Chronic inflammation is long-term inflammation, which can last for several months and even years. Chronic inflammation is responsible for damaging our body and making us prone to ill health and more at risk for conditions like heart disease, diabetes, dementia and cancers. The affects of chronic inflammation can be reduced by making changes to your diet and lifestyle.
Which Foods Cause Inflammation?
The main culprits in our modern diet are sugar, all processed foods, refined grains, dairy products, grain feed meats and farm-raised fish.
The fatty acid ratio of your diet is key when it comes to inflammation. Too much Omega 6 and not enough Omega 3 fatty acids leads to production of prostaglandins which triggers inflammation. The ratio of omega 3 to 6 in the diet should be 1:1 for optimal health. The meat from animals raised on grains is very high in omega-6 fatty acids and quite low in omega-3 fatty acids. The ratio is around 1:7.6. Meats from grass feed animals have a ratio of 1:1.2.
On this note refined polyunsaturated vegetable oils are also extremely inflammatory due to the imbalance of omega 3 to omega 6. Omega-6 fatty acids (found in vegetables oils like canola and corn) create inflammation, whereas omega-3 fatty acids (fish oils) are anti-inflammatory.
A diet that assists in the reduction of inflammation includes vegetables, essential fatty acids (especially omega-3), fish oil, olive oil, nuts and beans - similar to a Mediterranean style diet.
In order to prevent or reduce inflammation it is advisable to avoid processed foods, sugar, alcohol, high glycemic index foods, trans fats and dairy products.
Other Considerations of Inflammation
Obesity, poor sleep, stress and lifestyle factors like smoking also lead to inflammation as they increase the production of free radicals, C-reactive protein and cortisol which both add to and trigger chronic inflammatory conditions.
Supplements and Inflammation
CoEnzyme Q10 (CoQ10)
Vitamins A, C and E
Minerals such as Calcium and Magnesium
Fish Oil (DHA & EPA)
B Complex Vitamins
Obesity and Exercise
Obesity is related to low-grade systemic inflammation.

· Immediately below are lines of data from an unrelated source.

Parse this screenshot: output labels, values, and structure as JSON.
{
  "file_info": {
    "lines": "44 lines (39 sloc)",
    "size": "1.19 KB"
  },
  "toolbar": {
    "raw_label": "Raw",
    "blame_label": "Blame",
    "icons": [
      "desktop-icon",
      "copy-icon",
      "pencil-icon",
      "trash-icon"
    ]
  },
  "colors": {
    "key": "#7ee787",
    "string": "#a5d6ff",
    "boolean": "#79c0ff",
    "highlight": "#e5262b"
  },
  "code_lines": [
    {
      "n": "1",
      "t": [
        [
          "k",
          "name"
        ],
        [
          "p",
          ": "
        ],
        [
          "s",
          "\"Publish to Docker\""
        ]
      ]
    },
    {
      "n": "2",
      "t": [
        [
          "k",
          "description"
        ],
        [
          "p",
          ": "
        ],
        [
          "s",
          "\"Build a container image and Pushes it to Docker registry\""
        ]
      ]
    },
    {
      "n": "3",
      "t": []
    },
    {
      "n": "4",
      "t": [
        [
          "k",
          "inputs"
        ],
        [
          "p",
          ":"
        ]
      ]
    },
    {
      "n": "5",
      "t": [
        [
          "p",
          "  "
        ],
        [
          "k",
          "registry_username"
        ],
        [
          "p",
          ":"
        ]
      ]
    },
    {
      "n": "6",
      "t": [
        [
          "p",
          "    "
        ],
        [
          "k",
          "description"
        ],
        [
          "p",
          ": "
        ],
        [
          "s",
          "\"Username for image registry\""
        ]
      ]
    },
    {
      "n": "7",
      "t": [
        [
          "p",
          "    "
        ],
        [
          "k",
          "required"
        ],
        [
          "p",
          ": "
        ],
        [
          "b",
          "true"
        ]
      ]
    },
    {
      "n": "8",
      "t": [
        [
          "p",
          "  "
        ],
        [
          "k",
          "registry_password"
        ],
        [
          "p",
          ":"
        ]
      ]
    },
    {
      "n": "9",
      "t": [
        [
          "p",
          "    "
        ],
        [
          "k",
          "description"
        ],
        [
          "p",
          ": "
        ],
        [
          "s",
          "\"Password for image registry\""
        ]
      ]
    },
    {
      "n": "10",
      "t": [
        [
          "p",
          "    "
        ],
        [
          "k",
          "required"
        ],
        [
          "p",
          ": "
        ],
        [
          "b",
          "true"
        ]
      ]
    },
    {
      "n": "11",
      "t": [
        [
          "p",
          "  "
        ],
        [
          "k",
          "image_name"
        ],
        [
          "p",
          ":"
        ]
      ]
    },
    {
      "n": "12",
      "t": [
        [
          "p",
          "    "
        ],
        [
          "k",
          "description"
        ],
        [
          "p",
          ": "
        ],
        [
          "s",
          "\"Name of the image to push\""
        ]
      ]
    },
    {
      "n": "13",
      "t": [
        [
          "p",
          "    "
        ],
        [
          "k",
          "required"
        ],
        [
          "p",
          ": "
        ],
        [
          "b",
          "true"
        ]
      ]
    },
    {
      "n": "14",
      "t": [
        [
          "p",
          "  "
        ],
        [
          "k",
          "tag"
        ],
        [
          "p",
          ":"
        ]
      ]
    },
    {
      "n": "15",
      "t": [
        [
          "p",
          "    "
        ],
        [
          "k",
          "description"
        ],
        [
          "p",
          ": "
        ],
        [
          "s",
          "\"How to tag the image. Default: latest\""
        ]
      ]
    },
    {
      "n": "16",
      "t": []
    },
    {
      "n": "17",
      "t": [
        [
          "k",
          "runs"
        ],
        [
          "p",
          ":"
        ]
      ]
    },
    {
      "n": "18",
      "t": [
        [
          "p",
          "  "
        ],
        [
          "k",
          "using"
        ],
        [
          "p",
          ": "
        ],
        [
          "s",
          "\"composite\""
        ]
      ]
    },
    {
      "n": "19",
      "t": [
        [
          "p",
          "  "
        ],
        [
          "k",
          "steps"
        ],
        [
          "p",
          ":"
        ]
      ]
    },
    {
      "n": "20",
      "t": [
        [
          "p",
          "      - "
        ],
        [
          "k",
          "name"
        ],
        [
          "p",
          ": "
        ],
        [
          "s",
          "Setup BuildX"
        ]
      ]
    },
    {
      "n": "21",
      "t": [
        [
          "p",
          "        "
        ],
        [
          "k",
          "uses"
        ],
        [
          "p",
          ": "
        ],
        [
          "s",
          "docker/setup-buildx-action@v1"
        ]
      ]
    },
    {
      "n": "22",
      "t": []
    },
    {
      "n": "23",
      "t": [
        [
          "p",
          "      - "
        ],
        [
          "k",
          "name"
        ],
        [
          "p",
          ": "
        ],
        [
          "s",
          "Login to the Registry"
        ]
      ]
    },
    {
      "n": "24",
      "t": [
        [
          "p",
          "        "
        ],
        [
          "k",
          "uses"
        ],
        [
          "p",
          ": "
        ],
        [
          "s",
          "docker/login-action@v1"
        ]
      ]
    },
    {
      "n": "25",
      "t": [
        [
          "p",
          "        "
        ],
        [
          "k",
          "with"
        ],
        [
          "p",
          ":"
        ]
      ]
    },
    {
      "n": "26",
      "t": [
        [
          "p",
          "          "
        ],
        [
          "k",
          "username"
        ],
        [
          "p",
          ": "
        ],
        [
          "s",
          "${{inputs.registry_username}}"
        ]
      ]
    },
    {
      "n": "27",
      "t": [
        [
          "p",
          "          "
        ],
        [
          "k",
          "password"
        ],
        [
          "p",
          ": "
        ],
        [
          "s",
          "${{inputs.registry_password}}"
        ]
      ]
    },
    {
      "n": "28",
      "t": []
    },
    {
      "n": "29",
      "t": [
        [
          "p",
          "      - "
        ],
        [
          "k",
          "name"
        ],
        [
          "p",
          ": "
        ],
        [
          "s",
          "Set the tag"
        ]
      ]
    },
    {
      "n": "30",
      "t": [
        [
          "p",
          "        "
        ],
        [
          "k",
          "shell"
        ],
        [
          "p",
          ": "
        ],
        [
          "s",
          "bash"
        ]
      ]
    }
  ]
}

Gentle exercise, like walking, swimming and light weight training, can help create more muscle and less fat and reduce the excess fat stored in the body. Excess fat creates C- reactive protein, a marker of inflammation. Simply walking five days a week for thirty minutes a day will help reduce C-reactive protein levels.
When it comes to exercise don't go mad and over do it. Intensive exercise actually triggers inflammation and muscle damage and would be best avoided if your aim is to reduce inflammation.
Inflammation and the Mouth
The mouth is one of the top sources of inflammation in the body. The mouth contains over 6 billion bacteria most of which are harmless. However when there is dental disease, nutritional imbalances, or underlying health issues the prevalence of harmful mouth bacteria increases. This proliferation of harmful bacteria triggers dental disease and inflammation.
Gum disease is nicknamed the silent killer, it a painless condition that significantly increases your risk for chronic ill health and chronic inflammation.
Gum disease is linked to heart disease, strokes, arthritis, lung infections, infertility, preterm birth, erectile dysfunction, diabetes and even cancer.
It is a well documented scientific fact that people with healthy gums live healthier, longer lives.
Untreated inflammation in the mouth leads to a cascade of inflammation in the body and impacts on your health. Treating gum disease and dental infections not only improves your smile it reduces inflammation and boosts your overall health and wellbeing.
Treating gum disease and dental infections is essential if you want to reduce inflammation in your body and improve your health.
If your gums bleed when you brush, look red or swollen or are sore, you have bad breath or your teeth are moving you most likely have gum disease that needs treating - call our office to schedule a treatment with our dental hygienist today 07 3720 1811